The Difficulty of Containment 

Computer viruses have been compared to biological viruses. Computer viruses, similar to biological ones, spread from host to host. They are capable of mutating to avoid detection. Computer viruses exploit weaknesses and vulnerabilities in unpatched systems, and they can gain access through unsecured networks and public USB charging ports. Like zero-day attacks, viruses can infect and remain in systems long before they are discovered which makes containment more difficult.

How to Approach Disclosure 

The SEC’s ruling requires companies to file a Form 8-K within four days after they decide a breach is material. On Dec. 14, 2023, Erik Gerding, director of the SEC’s Division of Corporation Finance, said in a statement (representing his personal views) that “ultimately it is the company’s responsibility to make a materiality determination based on consideration of all relevant facts and circumstances.” There are no special materiality tests for cyber breaches.

If you are a company that has just discovered an APT, even with the best consultants and chief information security officer, it is complicated to decide if the breach is material or not as its full effect could be triggered over weeks if not years.  At that point, one might not recognize that the virus could be devious, such as a polymorphic virus with all its permutations. The most conservative approach would be to assume that most breaches are material unless there is certainty about the circumstances.

One way to protect companies and their boards from unknowingly failing the materiality test, even before a breach, may be to include a general disclosure statement on cybersecurity risks in the risk factors section of their 10-Ks. Virtually every company discloses its exposure to cyber risk and attack, but firms generally do not discuss the unique characteristics of cyber-risk exposure. For instance, a separate but specific cyber-risk exposure disclosure could contain statements that, while the company at this stage is not aware of any cyber breaches, attacks, malicious software, or hardware, these could be present in any of the company’s systems (and those of its suppliers, customers, vendors, and contractors). When discovered, these could cause the company to suffer a material data breach. The disclosure could also describe that while a company and its consultants perform regular audits of its information systems security, it cannot audit its vendors, suppliers, and customers’ systems in the same way and monitor containment or the spread of malware.

Moreover, the new SEC disclosure on cybersecurity risk management strategy in the 10-K can also detail safeguards in place, such as zero-trust architecture, encryption, and multifactor authentication. The goal is for the company to give as much general disclosure information as it can to warn the public against unforeseen circumstances that may arise before the company can detect them as material during a cyber incident.

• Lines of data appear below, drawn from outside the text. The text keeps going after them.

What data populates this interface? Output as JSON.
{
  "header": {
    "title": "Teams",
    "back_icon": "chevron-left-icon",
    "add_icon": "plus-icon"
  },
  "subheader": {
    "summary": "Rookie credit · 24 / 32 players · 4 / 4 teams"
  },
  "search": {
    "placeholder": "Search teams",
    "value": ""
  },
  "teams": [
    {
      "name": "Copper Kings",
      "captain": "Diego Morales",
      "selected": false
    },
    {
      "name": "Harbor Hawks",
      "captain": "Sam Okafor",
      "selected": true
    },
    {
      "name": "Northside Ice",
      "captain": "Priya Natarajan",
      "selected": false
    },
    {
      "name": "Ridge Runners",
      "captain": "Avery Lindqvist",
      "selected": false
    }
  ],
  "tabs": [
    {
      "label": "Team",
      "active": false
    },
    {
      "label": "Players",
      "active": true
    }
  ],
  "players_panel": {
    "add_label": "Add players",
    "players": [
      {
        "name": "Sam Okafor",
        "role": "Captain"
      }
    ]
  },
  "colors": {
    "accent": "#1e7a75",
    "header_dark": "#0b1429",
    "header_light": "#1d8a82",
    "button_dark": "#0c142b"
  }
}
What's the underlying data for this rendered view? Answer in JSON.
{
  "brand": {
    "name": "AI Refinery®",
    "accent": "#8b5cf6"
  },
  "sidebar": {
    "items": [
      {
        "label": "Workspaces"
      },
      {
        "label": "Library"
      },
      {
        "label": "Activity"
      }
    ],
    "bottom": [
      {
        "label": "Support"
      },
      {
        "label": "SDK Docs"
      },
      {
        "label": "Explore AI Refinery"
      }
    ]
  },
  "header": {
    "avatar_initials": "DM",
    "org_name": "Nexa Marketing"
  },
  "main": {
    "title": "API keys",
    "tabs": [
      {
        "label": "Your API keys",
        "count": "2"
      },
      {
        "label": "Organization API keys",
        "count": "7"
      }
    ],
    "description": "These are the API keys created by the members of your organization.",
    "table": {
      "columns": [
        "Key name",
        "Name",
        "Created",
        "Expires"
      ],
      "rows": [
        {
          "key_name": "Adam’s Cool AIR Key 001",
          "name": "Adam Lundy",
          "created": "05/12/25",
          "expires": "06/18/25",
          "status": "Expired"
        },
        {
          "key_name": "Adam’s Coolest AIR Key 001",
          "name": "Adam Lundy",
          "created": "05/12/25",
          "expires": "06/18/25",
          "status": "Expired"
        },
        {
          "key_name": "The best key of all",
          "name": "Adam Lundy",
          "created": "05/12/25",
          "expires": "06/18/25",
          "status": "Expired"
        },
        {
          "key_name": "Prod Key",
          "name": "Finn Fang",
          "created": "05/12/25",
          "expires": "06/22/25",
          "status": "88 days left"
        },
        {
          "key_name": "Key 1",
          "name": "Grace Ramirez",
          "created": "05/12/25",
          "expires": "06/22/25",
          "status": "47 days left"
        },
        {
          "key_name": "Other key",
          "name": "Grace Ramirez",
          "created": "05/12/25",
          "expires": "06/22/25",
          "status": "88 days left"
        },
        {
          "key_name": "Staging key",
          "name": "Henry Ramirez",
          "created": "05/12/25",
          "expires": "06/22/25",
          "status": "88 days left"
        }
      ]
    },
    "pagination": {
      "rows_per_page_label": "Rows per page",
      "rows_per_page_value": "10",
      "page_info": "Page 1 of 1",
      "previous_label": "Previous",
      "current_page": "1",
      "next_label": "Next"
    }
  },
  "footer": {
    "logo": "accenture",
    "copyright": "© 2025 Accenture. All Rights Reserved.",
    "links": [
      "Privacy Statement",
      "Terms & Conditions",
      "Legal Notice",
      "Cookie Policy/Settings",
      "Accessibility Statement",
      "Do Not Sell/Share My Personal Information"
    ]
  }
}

Wendy Luscombe

Wendy Luscombe is an independent board member specializing in climate issues, information security, and risk management.